◆ Task goal
Needed from the entries below: every line that holds the word "program".

═══ Records provided ═══

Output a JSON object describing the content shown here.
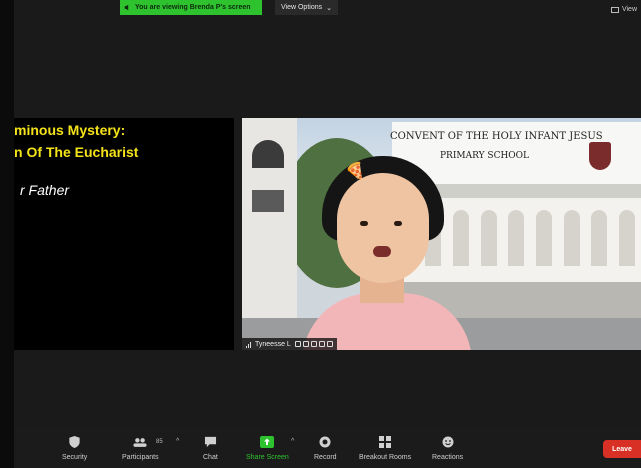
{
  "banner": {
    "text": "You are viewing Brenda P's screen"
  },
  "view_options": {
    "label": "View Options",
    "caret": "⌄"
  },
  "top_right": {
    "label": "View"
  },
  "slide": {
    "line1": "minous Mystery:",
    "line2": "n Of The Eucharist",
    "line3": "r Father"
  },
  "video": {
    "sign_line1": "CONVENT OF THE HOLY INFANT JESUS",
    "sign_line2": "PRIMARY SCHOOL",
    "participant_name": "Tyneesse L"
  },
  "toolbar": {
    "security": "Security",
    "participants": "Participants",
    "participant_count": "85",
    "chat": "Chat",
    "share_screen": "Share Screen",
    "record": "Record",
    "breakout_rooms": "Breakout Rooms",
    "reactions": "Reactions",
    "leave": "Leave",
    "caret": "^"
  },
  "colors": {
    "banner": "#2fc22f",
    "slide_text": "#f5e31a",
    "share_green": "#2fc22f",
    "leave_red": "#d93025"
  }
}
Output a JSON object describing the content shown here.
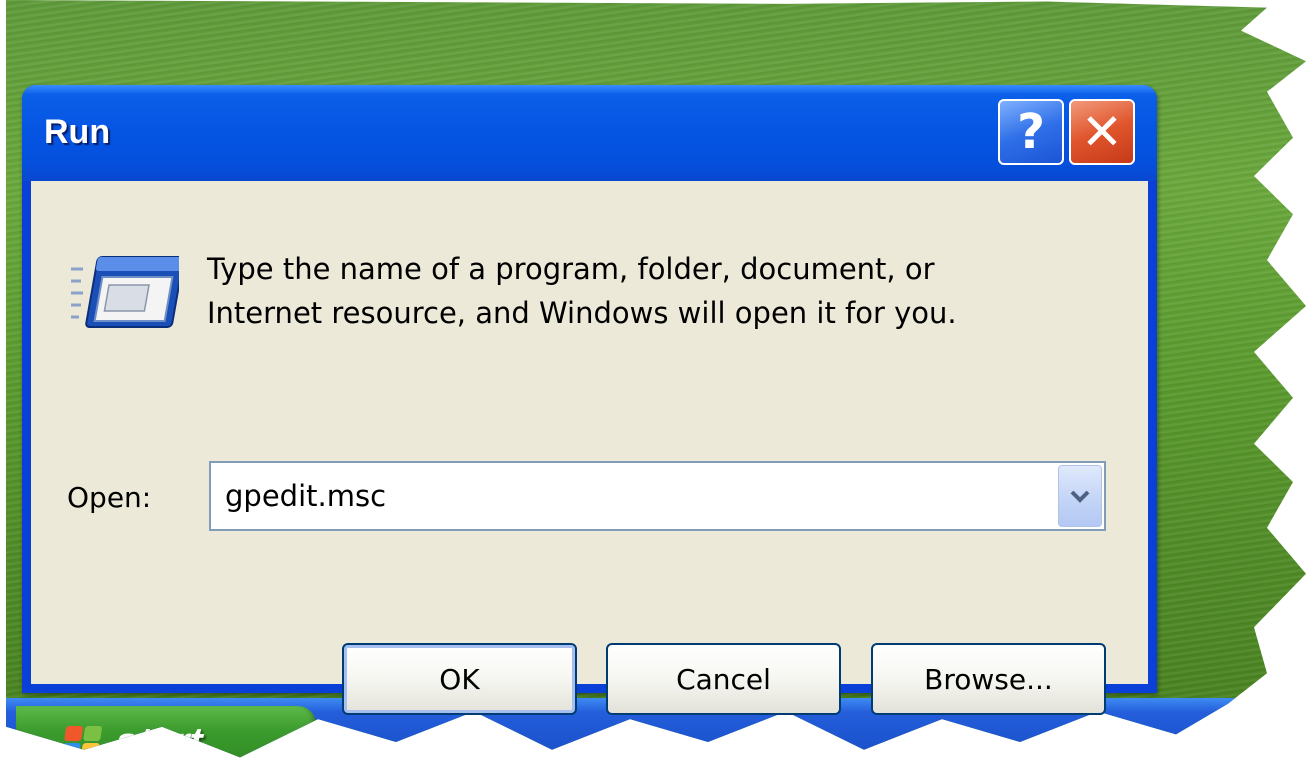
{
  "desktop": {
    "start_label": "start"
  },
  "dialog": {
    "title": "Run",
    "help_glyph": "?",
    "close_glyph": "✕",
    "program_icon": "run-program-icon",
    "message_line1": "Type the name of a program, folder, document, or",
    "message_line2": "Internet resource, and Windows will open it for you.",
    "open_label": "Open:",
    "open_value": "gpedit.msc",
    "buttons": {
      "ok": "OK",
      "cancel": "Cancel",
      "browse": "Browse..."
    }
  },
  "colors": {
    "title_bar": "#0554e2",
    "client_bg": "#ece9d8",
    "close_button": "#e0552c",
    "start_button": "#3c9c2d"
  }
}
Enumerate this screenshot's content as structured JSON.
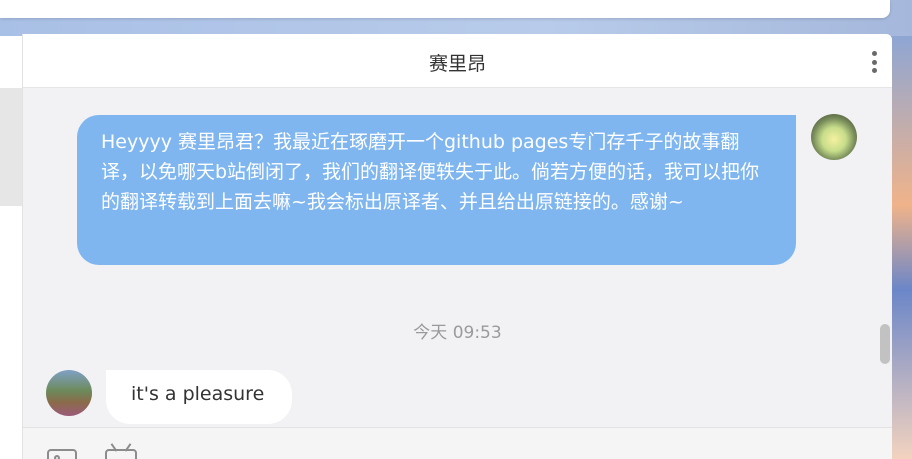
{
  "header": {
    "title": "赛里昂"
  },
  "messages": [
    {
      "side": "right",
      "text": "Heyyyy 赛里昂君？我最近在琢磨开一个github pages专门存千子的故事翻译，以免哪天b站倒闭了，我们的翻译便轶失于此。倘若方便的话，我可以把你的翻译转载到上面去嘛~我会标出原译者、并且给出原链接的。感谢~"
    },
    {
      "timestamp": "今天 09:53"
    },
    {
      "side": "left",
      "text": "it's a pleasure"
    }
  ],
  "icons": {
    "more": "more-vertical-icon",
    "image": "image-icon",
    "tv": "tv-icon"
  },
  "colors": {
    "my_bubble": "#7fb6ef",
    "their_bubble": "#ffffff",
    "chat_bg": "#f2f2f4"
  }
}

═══

◆ Response
    "program_icon": "run-program-icon",
    "message_line1": "Type the name of a program, folder, document, or",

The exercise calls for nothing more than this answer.